You’ve seen them, possibly even in your own home. They’re hard to avoid these days. And while their numbers are impressive, those numbers are likely still on the rise, so you have time to get in on the action. No system is foolproof, and nothing happens without serious work, but I’m confident that if you are consistent and motivated, you can raise Ungrateful Children. Here are some steps to get you going, though they don’t need to be followed in order:
- Offer them some sort of gift or treat every time you take them out in public if they don’t throw a tantrum. Expecting good behavior most of the time is naive and unrealistic. This can obviously become expensive, so go ahead and get a second job to cushion the blow.
- Make up for their disappointments and losses by constantly apologizing and then distracting them by buying them more stuff. Never expect them to face disappointments realistically because the world revolves around them. (See next step.)
- Teach them that they are the center of their environments. The schedules, desires, and plans of others need to bend to meet your children’s dreams. Making sure they aren’t ever uncomfortable or bothered is a key element here.
- “Require” them to do chores, but finish doing the work yourself when they protest that they’re tired or that the chore is too hard. By the time they’re adults, they might not know how to function independently, but will definitely know that you tried hard not to upset them. You’re winning, Mom!

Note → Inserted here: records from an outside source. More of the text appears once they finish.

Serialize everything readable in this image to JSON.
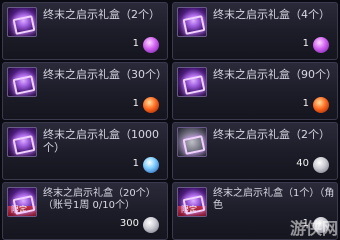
{
  "items": [
    {
      "title": "终末之启示礼盒（2个）",
      "price": "1",
      "currency_icon": "purple-gem-icon"
    },
    {
      "title": "终末之启示礼盒（4个）",
      "price": "1",
      "currency_icon": "purple-gem-icon"
    },
    {
      "title": "终末之启示礼盒（30个）",
      "price": "1",
      "currency_icon": "orange-gem-icon"
    },
    {
      "title": "终末之启示礼盒（90个）",
      "price": "1",
      "currency_icon": "orange-gem-icon"
    },
    {
      "title": "终末之启示礼盒（1000个）",
      "price": "1",
      "currency_icon": "blue-gem-icon"
    },
    {
      "title": "终末之启示礼盒（2个）",
      "price": "40",
      "currency_icon": "silver-coin-icon"
    },
    {
      "title": "终末之启示礼盒（20个）（账号1周 0/10个）",
      "price": "300",
      "currency_icon": "silver-coin-icon",
      "badge": "限定"
    },
    {
      "title": "终末之启示礼盒（1个）（角色",
      "price": "1",
      "currency_icon": "silver-coin-icon",
      "badge": "限定"
    }
  ],
  "watermark": "游侠网"
}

- When you’ve prepared a meal for your family, be sure to pay attention to their possible disapproval. Don’t hesitate to leave your meal uneaten while you make your children PB&J sandwiches or heat up some chicken nuggets. You don’t want them to learn to hate dinner, do you?
- Work on your negotiation skills so that you’ll eventually succeed in convincing them to: clean their rooms, eat their vegetables, brush their teeth, finish their homework, etc. Demanding removes autonomy. Try to imagine you’re kissing up to your boss as a way to convince him or her to make you a full partner. Now practice with your kids.
- Apologize or complain about gifts others give your children that are unpleasant, underwhelming, or unwanted. High standards might seem elitist to some, but why should your children have to suffer gifts they didn’t specifically request or aren’t on trend? Plus, what if their friends find out? Don’t be the one to ruin their reputations.
- Replace, at your expense, any belongings they lose or damage. Your children need to know that you care as much about their precious toys as they do, and that you are equally distraught when their things are gone.
Keep in mind that the cumulative effect of following these steps won’t be fully evident overnight. But rest assured, one day you will wake up and realize that you have an Ungrateful Child, possibly more than one, and that the results are mostly permanent. I’d recommend that you go celebrate, but you’ll most likely be busy finishing a science project for one of your kids at 2:00 a.m.